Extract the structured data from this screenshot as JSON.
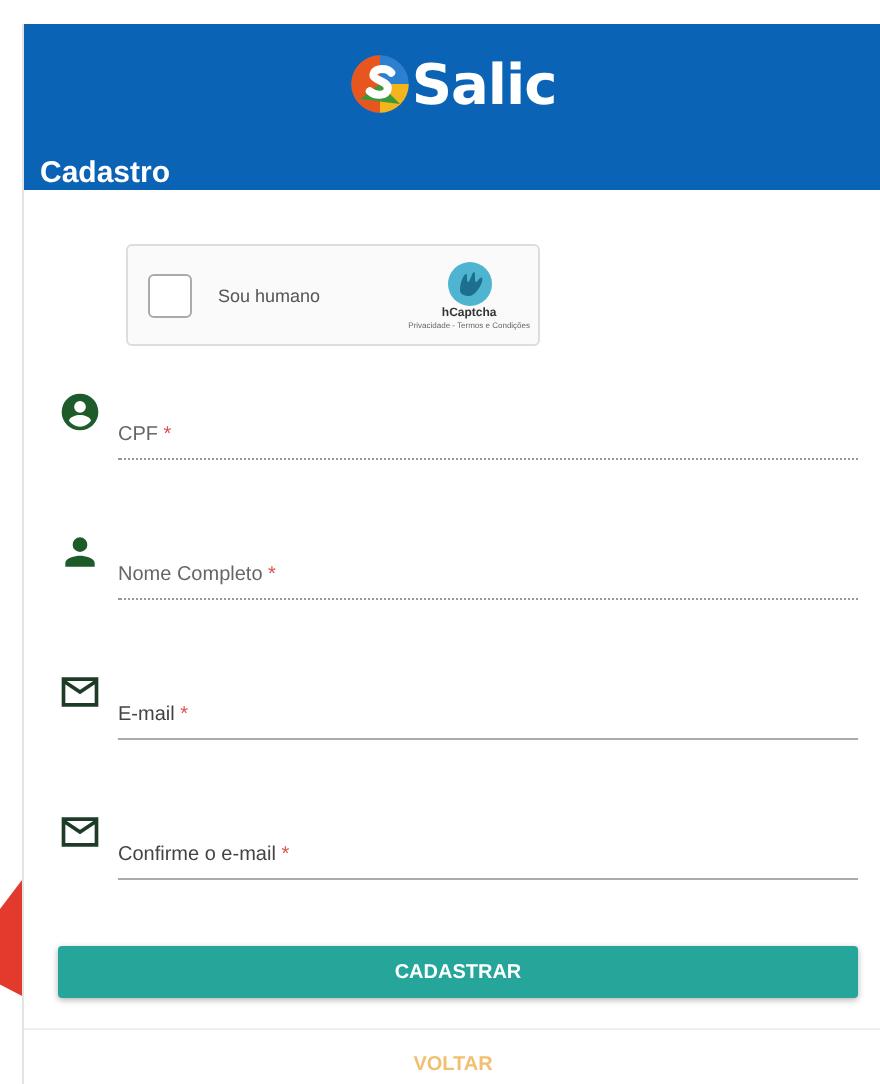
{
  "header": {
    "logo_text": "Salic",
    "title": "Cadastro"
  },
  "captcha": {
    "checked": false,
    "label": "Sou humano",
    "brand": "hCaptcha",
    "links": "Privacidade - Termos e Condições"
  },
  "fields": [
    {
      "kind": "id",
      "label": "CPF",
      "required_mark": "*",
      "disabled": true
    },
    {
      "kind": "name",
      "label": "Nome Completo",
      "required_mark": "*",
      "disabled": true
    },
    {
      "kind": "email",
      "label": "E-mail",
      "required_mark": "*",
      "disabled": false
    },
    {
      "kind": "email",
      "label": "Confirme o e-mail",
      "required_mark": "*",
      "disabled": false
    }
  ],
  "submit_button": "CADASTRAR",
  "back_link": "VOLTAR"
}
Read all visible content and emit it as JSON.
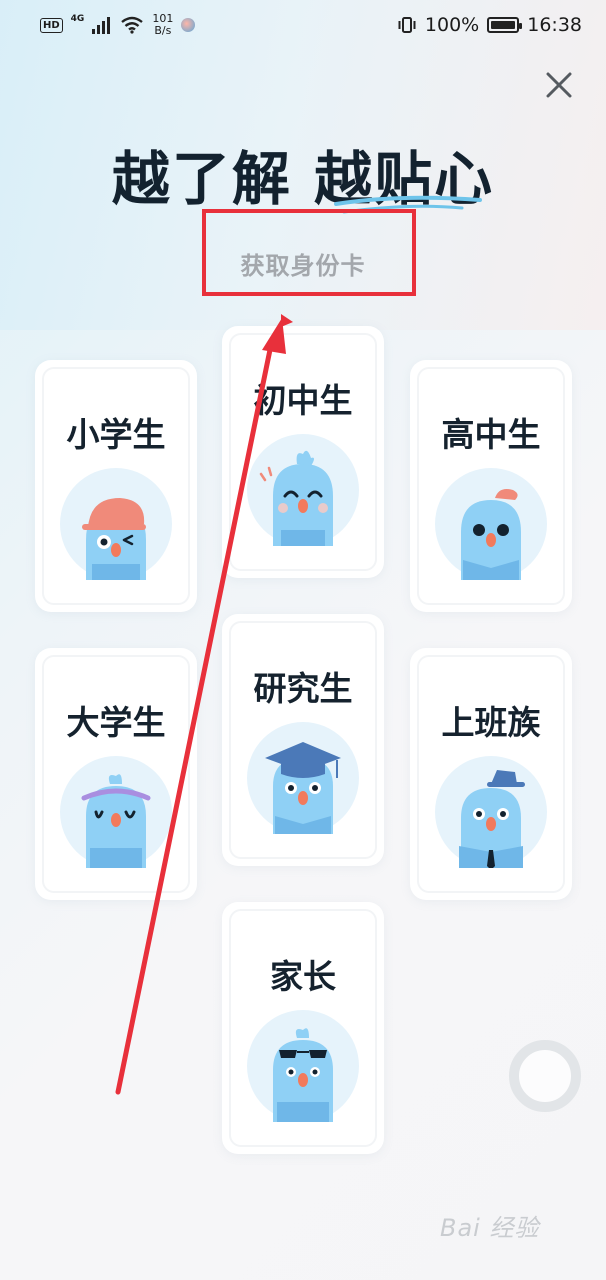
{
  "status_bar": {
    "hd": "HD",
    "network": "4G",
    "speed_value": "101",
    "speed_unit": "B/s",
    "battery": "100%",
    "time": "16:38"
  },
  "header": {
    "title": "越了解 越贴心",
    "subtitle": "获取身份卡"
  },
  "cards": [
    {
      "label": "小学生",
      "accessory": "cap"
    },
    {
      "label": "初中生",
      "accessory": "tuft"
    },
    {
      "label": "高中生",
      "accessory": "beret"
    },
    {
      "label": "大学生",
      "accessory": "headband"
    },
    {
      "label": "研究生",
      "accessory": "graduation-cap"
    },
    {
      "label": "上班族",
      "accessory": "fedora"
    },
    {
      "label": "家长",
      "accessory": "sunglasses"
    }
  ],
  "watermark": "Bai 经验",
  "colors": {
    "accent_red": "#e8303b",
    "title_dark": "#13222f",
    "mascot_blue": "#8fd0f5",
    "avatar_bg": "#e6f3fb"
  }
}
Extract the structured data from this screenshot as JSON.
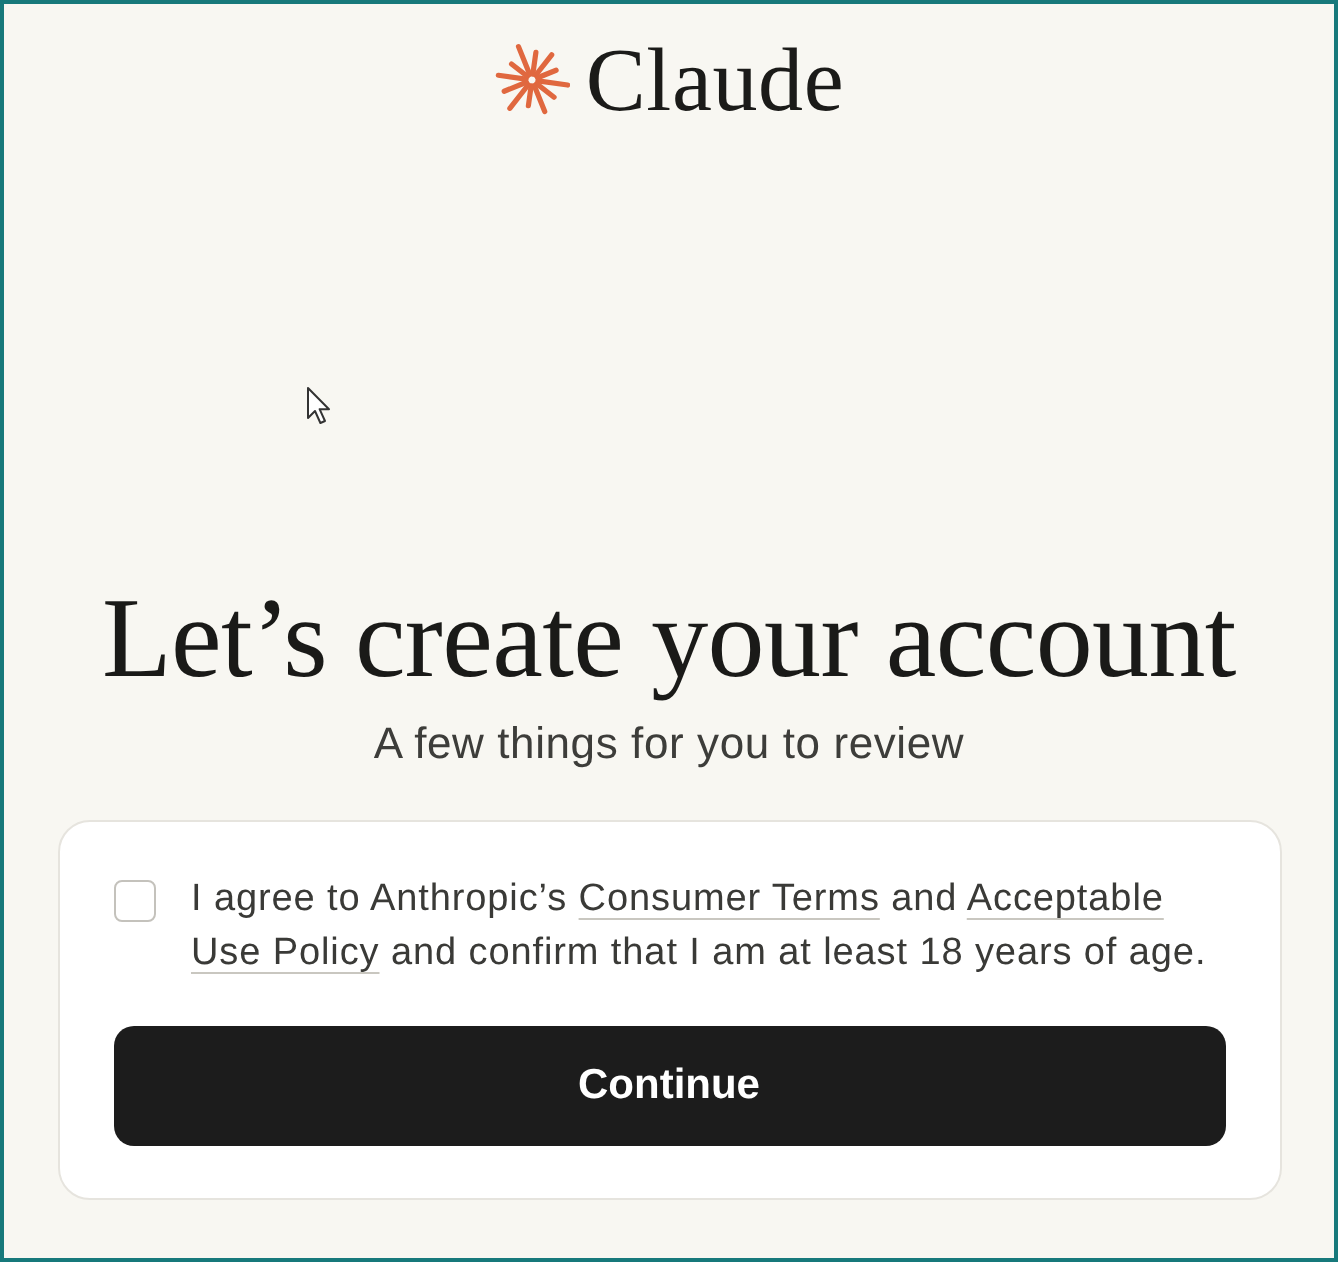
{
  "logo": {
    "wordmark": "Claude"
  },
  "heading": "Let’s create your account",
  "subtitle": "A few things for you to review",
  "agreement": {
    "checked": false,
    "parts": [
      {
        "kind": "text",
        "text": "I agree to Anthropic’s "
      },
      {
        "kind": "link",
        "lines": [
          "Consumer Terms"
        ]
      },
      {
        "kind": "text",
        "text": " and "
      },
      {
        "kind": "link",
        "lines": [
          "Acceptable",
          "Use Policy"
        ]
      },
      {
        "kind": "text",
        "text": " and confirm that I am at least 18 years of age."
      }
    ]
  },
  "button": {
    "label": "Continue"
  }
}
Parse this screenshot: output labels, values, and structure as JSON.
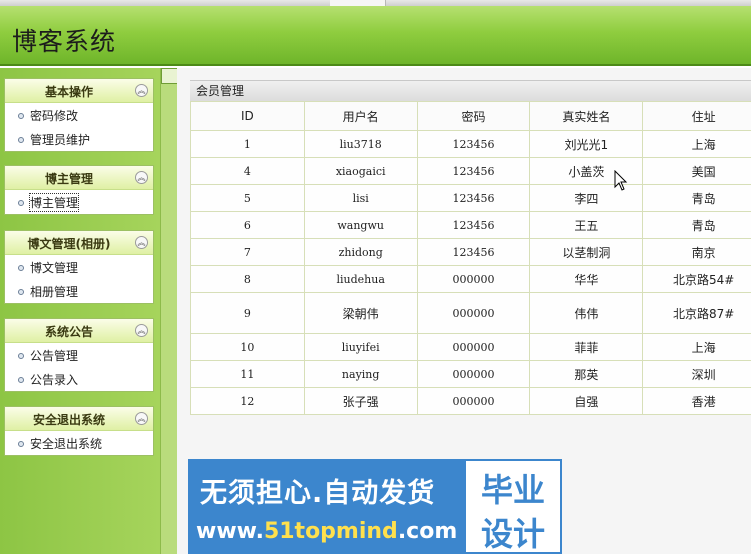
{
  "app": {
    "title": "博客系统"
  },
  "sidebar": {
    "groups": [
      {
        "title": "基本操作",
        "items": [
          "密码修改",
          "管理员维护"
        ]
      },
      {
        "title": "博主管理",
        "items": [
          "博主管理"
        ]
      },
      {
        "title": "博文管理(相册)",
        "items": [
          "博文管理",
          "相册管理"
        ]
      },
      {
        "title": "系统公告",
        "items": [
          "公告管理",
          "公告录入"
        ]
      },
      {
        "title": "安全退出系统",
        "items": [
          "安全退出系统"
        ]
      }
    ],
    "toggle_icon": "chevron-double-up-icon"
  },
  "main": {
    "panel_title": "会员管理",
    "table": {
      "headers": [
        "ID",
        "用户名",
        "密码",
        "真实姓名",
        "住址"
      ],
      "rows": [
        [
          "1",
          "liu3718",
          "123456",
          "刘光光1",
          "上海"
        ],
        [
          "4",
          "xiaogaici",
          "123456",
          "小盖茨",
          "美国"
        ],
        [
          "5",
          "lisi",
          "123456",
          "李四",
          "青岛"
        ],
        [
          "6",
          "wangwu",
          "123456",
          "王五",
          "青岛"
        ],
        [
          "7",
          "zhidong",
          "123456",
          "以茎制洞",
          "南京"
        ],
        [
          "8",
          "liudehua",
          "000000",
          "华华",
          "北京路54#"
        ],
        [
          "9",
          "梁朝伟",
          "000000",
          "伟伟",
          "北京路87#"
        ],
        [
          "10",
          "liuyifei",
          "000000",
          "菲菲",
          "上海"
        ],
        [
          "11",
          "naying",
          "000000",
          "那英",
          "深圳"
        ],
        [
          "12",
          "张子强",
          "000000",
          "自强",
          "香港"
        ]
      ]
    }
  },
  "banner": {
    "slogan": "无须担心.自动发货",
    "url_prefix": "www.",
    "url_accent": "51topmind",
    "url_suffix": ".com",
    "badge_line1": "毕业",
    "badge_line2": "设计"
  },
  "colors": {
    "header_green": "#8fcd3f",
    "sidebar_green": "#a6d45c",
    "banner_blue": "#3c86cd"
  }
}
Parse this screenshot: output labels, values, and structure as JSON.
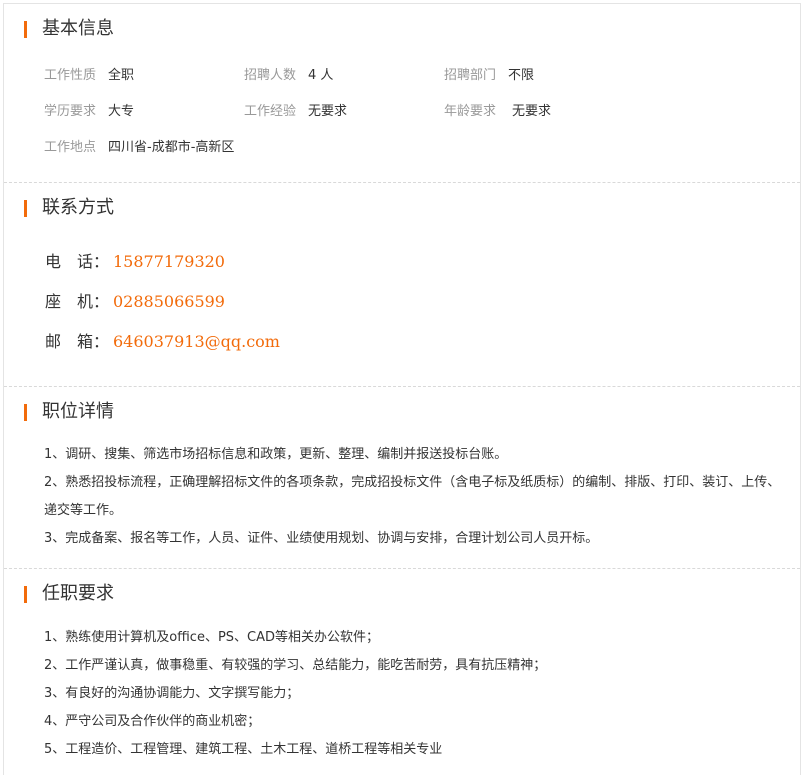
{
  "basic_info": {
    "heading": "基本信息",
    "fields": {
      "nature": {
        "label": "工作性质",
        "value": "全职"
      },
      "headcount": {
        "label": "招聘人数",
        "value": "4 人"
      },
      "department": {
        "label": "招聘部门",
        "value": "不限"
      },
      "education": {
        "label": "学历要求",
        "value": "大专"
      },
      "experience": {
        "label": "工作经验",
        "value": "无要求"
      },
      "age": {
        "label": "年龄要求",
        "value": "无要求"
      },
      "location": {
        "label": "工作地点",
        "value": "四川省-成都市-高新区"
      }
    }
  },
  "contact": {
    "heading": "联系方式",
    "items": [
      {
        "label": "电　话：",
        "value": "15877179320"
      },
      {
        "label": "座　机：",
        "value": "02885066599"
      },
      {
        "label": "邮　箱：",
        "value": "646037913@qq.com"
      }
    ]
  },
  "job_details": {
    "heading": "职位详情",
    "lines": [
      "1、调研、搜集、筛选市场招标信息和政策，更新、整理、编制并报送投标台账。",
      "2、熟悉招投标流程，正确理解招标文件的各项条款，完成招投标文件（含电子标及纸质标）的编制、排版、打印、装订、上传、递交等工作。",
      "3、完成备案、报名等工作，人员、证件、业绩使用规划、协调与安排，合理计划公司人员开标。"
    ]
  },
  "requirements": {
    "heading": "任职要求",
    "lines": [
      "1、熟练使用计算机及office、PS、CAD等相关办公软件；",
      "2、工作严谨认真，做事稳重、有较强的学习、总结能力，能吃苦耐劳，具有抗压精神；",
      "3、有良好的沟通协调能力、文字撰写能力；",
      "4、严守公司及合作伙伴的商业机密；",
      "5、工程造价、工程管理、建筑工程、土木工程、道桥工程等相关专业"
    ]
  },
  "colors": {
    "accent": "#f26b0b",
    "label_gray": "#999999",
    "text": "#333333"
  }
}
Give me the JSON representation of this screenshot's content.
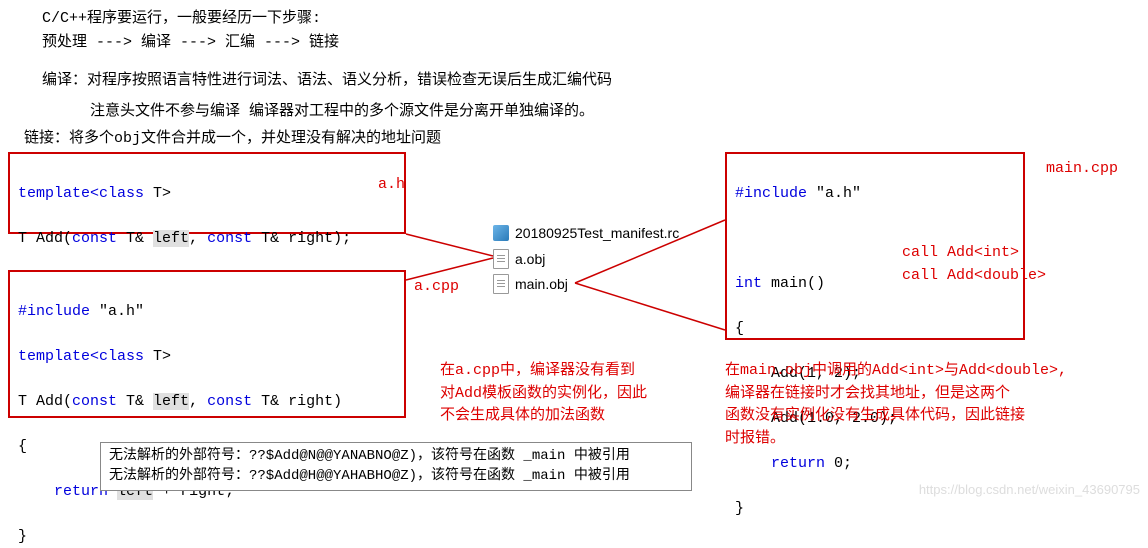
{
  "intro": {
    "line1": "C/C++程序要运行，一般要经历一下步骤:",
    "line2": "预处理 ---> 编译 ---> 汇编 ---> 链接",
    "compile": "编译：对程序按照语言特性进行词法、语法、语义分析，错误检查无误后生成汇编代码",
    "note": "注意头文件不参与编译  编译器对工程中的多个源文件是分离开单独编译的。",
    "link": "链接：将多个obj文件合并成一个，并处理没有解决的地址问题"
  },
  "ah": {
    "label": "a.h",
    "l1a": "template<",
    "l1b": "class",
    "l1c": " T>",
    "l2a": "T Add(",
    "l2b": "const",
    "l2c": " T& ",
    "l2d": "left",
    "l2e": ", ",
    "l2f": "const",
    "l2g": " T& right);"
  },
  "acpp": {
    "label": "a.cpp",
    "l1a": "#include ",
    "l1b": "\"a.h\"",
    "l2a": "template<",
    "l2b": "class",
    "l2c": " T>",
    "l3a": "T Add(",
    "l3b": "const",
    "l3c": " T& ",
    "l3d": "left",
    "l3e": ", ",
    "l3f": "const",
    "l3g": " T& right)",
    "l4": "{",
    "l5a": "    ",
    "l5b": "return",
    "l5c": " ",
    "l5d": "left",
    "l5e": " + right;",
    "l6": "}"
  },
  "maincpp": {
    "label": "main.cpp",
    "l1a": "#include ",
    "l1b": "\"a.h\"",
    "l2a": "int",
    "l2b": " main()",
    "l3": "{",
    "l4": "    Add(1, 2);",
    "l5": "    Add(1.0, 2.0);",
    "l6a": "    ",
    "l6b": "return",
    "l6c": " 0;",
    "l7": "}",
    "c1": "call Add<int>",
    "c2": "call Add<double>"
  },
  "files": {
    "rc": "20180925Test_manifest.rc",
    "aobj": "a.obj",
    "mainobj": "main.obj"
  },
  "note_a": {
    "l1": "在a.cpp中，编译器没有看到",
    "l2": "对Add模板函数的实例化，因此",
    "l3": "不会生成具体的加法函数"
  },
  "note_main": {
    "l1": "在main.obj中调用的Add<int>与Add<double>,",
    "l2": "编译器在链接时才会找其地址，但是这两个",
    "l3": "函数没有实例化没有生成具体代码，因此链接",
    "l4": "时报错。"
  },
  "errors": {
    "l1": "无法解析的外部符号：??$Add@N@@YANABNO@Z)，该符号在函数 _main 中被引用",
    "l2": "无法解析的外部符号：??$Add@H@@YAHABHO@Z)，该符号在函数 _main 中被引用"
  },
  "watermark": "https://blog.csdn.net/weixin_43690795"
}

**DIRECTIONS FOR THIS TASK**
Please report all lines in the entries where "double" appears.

**OUTPUT BELOW**
    "toggle_icon": "chevron-double-up-icon"
    "c2": "call Add<double>"
    "l1": "在main.obj中调用的Add<int>与Add<double>,",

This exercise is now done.